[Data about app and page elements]
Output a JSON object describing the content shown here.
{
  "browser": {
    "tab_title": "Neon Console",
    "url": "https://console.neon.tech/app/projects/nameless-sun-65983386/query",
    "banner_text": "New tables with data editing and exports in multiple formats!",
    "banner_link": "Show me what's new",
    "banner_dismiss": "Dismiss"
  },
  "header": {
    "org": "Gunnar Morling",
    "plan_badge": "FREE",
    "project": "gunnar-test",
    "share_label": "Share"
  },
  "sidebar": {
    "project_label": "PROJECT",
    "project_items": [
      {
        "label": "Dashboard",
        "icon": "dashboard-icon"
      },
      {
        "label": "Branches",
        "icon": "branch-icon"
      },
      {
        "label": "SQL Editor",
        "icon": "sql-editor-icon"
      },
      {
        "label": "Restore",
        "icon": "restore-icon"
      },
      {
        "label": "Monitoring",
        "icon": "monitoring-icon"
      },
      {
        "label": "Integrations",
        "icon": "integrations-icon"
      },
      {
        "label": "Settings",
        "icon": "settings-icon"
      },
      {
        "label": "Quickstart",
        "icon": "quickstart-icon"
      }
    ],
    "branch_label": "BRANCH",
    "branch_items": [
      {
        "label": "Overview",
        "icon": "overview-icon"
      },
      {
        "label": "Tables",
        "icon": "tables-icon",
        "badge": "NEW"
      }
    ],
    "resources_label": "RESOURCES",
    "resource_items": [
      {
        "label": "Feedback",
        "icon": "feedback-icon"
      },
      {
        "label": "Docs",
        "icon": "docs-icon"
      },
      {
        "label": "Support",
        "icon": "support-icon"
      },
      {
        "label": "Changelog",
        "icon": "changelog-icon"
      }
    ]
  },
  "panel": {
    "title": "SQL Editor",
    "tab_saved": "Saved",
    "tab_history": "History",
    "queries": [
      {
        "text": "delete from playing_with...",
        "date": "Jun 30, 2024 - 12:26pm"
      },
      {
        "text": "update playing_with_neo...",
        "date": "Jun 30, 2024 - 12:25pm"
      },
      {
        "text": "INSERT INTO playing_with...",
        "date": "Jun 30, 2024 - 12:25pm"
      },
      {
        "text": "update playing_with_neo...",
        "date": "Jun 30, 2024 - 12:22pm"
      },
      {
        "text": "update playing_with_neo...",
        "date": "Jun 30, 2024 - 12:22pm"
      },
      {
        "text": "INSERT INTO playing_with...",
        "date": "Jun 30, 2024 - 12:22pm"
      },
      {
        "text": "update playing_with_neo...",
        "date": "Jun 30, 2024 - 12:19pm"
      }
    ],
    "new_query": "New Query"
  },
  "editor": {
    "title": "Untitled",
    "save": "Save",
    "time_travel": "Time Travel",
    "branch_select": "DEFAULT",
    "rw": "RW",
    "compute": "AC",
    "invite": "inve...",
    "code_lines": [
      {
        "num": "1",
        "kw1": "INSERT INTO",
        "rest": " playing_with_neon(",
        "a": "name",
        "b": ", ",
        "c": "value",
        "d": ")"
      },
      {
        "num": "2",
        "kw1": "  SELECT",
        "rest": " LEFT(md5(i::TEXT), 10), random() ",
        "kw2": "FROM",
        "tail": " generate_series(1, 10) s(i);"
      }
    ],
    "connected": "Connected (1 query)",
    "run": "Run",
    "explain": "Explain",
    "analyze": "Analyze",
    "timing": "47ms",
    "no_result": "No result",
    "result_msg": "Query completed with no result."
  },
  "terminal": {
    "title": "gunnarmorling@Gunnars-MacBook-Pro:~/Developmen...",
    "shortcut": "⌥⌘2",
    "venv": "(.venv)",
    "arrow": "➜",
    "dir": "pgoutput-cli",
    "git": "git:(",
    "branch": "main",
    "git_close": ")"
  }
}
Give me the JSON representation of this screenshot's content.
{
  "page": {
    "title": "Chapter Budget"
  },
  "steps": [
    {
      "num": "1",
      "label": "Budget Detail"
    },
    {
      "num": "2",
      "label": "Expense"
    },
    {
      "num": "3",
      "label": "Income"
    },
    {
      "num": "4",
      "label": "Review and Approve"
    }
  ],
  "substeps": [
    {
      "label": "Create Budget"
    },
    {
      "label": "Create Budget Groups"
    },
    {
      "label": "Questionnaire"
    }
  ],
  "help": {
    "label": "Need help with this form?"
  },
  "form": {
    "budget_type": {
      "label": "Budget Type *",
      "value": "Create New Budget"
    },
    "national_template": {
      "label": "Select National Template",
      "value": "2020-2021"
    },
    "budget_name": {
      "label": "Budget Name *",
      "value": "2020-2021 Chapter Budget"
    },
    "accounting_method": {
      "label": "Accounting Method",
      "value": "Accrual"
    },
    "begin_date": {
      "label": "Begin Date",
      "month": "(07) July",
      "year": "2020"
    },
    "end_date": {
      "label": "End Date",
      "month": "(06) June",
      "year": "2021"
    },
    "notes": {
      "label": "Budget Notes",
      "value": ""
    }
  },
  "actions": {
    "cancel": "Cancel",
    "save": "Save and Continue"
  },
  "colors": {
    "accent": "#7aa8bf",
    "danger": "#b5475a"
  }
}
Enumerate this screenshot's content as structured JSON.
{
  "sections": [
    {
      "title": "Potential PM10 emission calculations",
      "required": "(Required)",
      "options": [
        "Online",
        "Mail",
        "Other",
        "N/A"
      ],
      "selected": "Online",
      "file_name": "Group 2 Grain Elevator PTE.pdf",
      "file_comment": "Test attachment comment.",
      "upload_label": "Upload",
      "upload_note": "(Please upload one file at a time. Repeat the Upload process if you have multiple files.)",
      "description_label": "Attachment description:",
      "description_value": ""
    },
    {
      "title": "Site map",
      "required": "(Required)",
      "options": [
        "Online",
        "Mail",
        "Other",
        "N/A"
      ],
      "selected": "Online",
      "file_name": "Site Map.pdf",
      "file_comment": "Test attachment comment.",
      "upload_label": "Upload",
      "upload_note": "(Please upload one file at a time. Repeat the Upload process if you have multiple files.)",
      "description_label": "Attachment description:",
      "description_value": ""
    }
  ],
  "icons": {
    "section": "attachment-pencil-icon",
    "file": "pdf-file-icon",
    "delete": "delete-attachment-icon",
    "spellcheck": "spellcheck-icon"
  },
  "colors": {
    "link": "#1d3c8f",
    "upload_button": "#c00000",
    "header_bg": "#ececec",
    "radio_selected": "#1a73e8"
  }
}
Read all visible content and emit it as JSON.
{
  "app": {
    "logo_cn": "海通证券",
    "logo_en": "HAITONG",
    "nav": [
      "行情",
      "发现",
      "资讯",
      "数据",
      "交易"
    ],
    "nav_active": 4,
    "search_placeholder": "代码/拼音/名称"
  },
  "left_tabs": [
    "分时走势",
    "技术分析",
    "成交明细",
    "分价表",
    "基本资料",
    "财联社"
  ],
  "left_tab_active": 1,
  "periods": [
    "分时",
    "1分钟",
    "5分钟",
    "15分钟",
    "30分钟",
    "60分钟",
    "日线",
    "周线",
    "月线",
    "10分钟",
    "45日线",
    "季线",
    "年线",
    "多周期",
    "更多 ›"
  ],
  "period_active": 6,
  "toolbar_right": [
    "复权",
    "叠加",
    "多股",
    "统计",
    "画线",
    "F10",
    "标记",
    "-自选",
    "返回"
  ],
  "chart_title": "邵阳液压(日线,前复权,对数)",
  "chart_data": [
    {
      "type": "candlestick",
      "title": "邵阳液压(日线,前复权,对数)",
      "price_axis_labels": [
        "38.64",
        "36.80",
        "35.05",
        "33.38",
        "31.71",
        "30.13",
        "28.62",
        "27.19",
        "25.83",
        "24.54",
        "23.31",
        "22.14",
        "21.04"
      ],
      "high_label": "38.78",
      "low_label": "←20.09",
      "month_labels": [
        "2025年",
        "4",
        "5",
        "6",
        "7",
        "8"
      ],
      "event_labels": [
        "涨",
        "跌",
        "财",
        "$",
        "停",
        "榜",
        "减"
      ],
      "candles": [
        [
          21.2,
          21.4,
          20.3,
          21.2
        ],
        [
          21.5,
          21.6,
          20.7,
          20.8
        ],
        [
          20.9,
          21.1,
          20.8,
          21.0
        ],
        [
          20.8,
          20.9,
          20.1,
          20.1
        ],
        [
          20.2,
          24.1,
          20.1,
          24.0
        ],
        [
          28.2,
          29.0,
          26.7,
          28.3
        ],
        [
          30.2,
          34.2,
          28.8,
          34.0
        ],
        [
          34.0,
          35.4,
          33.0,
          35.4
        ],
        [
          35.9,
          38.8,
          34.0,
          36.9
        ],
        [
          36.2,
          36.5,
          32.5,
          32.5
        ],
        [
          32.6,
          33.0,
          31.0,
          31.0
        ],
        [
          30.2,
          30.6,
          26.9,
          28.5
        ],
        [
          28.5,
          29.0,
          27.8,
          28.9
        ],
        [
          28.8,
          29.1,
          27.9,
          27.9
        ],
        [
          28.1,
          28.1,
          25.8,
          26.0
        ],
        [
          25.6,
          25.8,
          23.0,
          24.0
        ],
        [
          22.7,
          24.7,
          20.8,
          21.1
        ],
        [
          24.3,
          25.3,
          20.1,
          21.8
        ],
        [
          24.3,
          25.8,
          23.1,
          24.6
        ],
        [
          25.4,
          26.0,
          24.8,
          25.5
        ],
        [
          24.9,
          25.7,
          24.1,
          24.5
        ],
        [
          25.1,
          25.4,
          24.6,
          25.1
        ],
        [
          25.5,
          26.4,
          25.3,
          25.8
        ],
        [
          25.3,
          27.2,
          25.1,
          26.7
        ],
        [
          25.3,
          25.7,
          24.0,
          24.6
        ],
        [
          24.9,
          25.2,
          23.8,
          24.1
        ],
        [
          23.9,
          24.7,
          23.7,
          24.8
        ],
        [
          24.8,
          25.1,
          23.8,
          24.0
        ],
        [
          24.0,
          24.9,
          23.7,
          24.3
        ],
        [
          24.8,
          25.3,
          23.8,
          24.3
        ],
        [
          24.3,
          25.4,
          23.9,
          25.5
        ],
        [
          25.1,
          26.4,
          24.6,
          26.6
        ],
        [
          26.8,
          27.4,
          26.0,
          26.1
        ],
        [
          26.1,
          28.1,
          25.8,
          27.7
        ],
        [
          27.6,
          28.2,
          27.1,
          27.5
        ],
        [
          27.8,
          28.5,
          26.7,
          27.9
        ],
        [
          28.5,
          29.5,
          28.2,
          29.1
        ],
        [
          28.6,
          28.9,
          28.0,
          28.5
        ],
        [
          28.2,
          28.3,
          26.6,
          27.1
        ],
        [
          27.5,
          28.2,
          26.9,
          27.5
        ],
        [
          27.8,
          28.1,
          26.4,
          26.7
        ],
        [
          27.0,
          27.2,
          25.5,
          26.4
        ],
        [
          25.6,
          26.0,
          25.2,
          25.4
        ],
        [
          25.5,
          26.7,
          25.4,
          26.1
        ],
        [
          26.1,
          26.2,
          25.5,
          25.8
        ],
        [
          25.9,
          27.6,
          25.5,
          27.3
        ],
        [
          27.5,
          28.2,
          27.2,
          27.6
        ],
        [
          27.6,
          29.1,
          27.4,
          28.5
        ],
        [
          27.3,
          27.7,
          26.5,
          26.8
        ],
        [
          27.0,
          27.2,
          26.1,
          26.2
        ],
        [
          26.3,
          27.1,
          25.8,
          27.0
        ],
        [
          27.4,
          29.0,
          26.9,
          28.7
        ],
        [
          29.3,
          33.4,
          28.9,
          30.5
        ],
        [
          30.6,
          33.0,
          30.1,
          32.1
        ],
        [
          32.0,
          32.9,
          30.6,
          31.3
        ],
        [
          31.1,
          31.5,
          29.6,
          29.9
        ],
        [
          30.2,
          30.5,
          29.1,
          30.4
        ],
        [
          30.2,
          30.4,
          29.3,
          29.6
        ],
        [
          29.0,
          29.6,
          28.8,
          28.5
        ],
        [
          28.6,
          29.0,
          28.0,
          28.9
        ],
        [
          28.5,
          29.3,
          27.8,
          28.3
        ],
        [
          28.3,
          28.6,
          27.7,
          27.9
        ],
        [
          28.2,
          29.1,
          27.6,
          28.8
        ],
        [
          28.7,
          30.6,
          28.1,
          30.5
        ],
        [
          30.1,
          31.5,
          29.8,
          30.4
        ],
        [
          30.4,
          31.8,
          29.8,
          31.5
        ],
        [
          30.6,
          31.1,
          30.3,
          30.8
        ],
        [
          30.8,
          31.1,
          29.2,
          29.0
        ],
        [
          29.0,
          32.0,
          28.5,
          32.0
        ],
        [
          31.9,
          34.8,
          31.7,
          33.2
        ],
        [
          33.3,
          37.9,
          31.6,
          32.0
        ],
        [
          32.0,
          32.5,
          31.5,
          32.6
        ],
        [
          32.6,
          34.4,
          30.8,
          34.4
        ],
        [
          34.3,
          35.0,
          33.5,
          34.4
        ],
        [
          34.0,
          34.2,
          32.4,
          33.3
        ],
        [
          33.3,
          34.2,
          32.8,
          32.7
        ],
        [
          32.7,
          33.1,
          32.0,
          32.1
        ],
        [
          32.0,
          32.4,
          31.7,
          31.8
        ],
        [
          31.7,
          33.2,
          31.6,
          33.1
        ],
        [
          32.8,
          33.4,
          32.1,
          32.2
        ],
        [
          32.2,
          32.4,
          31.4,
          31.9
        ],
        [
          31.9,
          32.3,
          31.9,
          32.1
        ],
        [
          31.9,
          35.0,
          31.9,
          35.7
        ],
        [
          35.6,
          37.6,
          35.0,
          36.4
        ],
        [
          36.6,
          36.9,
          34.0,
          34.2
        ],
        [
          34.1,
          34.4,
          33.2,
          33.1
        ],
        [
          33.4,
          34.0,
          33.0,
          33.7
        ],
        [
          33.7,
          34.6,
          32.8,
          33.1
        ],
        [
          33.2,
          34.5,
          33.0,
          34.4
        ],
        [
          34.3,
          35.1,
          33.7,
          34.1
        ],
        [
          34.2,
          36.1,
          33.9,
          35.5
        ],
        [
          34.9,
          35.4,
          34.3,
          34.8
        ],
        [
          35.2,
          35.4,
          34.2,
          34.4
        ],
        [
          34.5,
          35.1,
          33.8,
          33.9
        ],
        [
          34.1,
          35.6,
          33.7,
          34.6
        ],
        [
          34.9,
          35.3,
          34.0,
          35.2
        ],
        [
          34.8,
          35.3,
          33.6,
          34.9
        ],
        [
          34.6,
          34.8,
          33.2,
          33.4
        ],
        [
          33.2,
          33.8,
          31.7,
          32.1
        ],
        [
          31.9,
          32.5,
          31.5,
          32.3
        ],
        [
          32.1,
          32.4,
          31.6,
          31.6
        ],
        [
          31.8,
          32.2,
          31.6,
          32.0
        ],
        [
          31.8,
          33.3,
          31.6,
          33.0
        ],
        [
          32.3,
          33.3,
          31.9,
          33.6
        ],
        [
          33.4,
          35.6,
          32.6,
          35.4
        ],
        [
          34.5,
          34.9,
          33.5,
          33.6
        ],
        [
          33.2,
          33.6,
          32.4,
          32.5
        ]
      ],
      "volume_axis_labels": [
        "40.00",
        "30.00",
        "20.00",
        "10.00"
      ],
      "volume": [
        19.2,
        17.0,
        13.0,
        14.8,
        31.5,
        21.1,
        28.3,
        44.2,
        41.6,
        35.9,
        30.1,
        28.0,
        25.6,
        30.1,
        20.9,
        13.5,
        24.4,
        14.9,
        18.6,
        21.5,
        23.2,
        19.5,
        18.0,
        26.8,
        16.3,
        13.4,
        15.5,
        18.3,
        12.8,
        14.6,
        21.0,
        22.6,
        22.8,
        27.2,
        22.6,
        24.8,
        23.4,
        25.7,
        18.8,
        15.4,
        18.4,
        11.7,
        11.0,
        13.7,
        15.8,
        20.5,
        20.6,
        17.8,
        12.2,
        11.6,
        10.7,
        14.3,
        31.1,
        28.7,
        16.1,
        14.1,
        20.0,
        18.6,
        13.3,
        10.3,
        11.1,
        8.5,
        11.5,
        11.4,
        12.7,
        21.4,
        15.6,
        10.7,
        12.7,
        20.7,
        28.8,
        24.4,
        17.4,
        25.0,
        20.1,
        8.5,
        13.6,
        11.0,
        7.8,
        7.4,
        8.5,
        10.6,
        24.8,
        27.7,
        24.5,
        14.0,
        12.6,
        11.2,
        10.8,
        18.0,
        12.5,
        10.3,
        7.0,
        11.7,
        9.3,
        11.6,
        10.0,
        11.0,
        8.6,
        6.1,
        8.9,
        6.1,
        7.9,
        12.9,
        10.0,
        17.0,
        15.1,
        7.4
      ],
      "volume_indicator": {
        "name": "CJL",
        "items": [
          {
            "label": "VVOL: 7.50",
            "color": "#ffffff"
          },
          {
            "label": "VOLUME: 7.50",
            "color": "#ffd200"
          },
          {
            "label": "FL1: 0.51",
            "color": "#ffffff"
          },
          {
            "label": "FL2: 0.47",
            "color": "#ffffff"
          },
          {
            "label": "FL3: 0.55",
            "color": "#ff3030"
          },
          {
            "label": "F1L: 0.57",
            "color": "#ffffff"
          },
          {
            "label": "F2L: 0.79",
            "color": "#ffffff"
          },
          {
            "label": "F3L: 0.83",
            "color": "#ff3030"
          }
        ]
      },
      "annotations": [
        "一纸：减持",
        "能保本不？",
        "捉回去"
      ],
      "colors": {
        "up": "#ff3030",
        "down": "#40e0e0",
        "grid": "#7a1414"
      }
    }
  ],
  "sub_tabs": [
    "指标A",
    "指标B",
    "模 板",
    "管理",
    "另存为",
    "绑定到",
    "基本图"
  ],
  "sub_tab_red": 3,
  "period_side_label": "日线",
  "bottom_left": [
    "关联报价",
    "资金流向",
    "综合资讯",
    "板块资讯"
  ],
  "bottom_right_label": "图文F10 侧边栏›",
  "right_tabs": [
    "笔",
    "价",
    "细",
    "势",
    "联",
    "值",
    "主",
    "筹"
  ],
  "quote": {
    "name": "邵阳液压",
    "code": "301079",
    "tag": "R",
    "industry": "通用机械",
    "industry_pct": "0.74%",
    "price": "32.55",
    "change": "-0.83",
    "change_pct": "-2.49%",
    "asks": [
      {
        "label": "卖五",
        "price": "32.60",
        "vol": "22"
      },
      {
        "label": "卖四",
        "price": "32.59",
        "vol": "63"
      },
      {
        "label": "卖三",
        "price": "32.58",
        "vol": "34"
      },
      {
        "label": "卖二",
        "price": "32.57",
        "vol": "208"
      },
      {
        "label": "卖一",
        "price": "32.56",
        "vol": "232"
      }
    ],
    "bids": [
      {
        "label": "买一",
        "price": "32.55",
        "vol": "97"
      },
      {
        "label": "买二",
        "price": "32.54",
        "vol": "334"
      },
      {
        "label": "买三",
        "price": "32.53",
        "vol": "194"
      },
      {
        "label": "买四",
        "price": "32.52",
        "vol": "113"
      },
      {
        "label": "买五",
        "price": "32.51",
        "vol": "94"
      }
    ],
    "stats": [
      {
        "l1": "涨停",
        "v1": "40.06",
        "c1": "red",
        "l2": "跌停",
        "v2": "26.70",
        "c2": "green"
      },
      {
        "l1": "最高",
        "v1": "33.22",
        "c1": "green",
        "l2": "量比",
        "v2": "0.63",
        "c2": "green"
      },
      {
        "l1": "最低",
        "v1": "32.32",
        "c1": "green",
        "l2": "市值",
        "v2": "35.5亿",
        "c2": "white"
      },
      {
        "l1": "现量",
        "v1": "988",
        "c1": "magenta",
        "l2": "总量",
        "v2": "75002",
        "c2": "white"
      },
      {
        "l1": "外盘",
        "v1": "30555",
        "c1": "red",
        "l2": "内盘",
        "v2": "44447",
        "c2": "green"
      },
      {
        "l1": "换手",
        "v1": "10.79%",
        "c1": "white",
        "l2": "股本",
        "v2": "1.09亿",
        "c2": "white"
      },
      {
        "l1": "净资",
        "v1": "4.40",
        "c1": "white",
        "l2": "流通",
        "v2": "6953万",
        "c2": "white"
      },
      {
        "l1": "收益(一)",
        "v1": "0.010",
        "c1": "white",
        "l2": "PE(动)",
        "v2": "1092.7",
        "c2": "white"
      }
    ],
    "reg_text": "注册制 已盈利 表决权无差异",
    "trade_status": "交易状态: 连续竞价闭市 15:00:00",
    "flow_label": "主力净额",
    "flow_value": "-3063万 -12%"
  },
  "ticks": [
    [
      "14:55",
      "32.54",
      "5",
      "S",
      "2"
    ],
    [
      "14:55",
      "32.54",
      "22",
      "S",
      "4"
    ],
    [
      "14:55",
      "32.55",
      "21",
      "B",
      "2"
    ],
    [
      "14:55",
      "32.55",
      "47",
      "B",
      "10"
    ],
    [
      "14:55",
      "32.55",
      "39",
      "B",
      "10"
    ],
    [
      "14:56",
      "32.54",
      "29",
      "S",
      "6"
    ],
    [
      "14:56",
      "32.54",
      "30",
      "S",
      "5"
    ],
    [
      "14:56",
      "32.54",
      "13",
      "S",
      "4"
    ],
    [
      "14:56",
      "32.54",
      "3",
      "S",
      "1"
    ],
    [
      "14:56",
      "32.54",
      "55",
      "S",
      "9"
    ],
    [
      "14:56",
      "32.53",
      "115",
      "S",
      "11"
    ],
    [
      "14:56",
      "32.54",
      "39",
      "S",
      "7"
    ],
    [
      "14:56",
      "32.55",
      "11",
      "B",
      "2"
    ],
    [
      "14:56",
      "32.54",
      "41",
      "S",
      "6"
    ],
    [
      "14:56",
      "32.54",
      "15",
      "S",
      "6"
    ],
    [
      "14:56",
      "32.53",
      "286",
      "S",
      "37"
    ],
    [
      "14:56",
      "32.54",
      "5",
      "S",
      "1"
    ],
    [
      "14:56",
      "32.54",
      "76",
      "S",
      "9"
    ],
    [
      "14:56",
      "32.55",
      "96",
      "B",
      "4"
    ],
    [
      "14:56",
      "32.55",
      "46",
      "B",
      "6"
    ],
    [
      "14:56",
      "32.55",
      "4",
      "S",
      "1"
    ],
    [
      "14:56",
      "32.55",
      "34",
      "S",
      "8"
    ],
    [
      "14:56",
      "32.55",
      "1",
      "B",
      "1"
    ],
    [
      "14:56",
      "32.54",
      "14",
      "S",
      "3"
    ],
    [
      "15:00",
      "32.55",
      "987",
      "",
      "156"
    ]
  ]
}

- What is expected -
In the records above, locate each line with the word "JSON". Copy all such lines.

- Response area -
Output a JSON object describing the content shown here.
Give me the JSON representation of this screenshot's content.
Enumerate this screenshot's content as structured JSON.
Read all visible content and emit it as JSON.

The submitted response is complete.